[Start of Attachment]

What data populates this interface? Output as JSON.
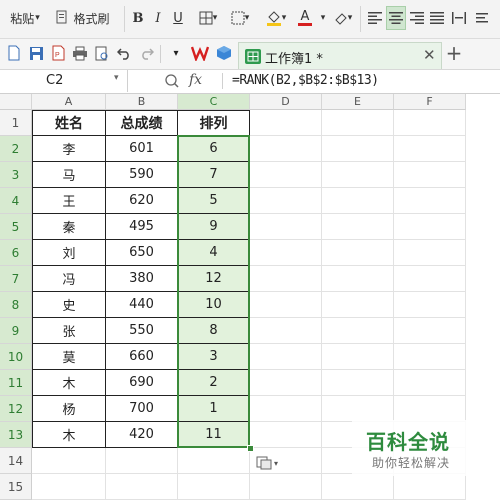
{
  "ribbon": {
    "paste_label": "粘贴",
    "format_painter_label": "格式刷",
    "bold": "B",
    "italic": "I",
    "underline": "U",
    "font_color_glyph": "A"
  },
  "document": {
    "tab_title": "工作簿1 *"
  },
  "formula_bar": {
    "cell_ref": "C2",
    "fx": "fx",
    "formula": "=RANK(B2,$B$2:$B$13)"
  },
  "sheet": {
    "columns": [
      "A",
      "B",
      "C",
      "D",
      "E",
      "F"
    ],
    "rows": [
      "1",
      "2",
      "3",
      "4",
      "5",
      "6",
      "7",
      "8",
      "9",
      "10",
      "11",
      "12",
      "13",
      "14",
      "15"
    ],
    "headers": [
      "姓名",
      "总成绩",
      "排列"
    ],
    "data": [
      [
        "李",
        "601",
        "6"
      ],
      [
        "马",
        "590",
        "7"
      ],
      [
        "王",
        "620",
        "5"
      ],
      [
        "秦",
        "495",
        "9"
      ],
      [
        "刘",
        "650",
        "4"
      ],
      [
        "冯",
        "380",
        "12"
      ],
      [
        "史",
        "440",
        "10"
      ],
      [
        "张",
        "550",
        "8"
      ],
      [
        "莫",
        "660",
        "3"
      ],
      [
        "木",
        "690",
        "2"
      ],
      [
        "杨",
        "700",
        "1"
      ],
      [
        "木",
        "420",
        "11"
      ]
    ],
    "selected_column": "C",
    "accent_color": "#3a8a3a"
  },
  "watermark": {
    "title": "百科全说",
    "subtitle": "助你轻松解决"
  }
}
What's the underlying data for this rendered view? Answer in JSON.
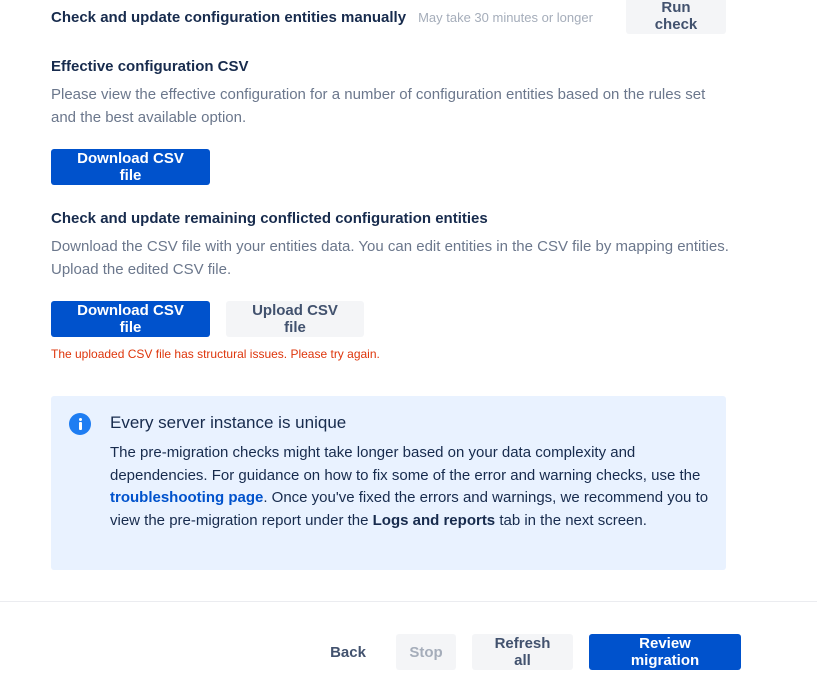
{
  "manual_check": {
    "title": "Check and update configuration entities manually",
    "note": "May take 30 minutes or longer",
    "run_check_label": "Run check"
  },
  "effective_config": {
    "title": "Effective configuration CSV",
    "description": "Please view the effective configuration for a number of configuration entities based on the rules set and the best available option.",
    "download_label": "Download CSV file"
  },
  "conflicted": {
    "title": "Check and update remaining conflicted configuration entities",
    "description": "Download the CSV file with your entities data. You can edit entities in the CSV file by mapping entities. Upload the edited CSV file.",
    "download_label": "Download CSV file",
    "upload_label": "Upload CSV file",
    "error": "The uploaded CSV file has structural issues. Please try again."
  },
  "info": {
    "icon": "info-icon",
    "title": "Every server instance is unique",
    "body_part1": "The pre-migration checks might take longer based on your data complexity and dependencies. For guidance on how to fix some of the error and warning checks, use the ",
    "link_text": "troubleshooting page",
    "body_part2": ". Once you've fixed the errors and warnings, we recommend you to view the pre-migration report under the ",
    "bold_text": "Logs and reports",
    "body_part3": " tab in the next screen."
  },
  "footer": {
    "back_label": "Back",
    "stop_label": "Stop",
    "refresh_label": "Refresh all",
    "review_label": "Review migration"
  },
  "colors": {
    "primary": "#0052cc",
    "error": "#de350b",
    "info_bg": "#e9f2ff",
    "info_icon": "#1e7df2"
  }
}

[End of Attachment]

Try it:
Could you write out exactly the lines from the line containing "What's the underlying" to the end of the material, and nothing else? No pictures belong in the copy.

Written response:
What's the underlying data for this rendered view? Answer in JSON.
{
  "manual_check": {
    "title": "Check and update configuration entities manually",
    "note": "May take 30 minutes or longer",
    "run_check_label": "Run check"
  },
  "effective_config": {
    "title": "Effective configuration CSV",
    "description": "Please view the effective configuration for a number of configuration entities based on the rules set and the best available option.",
    "download_label": "Download CSV file"
  },
  "conflicted": {
    "title": "Check and update remaining conflicted configuration entities",
    "description": "Download the CSV file with your entities data. You can edit entities in the CSV file by mapping entities. Upload the edited CSV file.",
    "download_label": "Download CSV file",
    "upload_label": "Upload CSV file",
    "error": "The uploaded CSV file has structural issues. Please try again."
  },
  "info": {
    "icon": "info-icon",
    "title": "Every server instance is unique",
    "body_part1": "The pre-migration checks might take longer based on your data complexity and dependencies. For guidance on how to fix some of the error and warning checks, use the ",
    "link_text": "troubleshooting page",
    "body_part2": ". Once you've fixed the errors and warnings, we recommend you to view the pre-migration report under the ",
    "bold_text": "Logs and reports",
    "body_part3": " tab in the next screen."
  },
  "footer": {
    "back_label": "Back",
    "stop_label": "Stop",
    "refresh_label": "Refresh all",
    "review_label": "Review migration"
  },
  "colors": {
    "primary": "#0052cc",
    "error": "#de350b",
    "info_bg": "#e9f2ff",
    "info_icon": "#1e7df2"
  }
}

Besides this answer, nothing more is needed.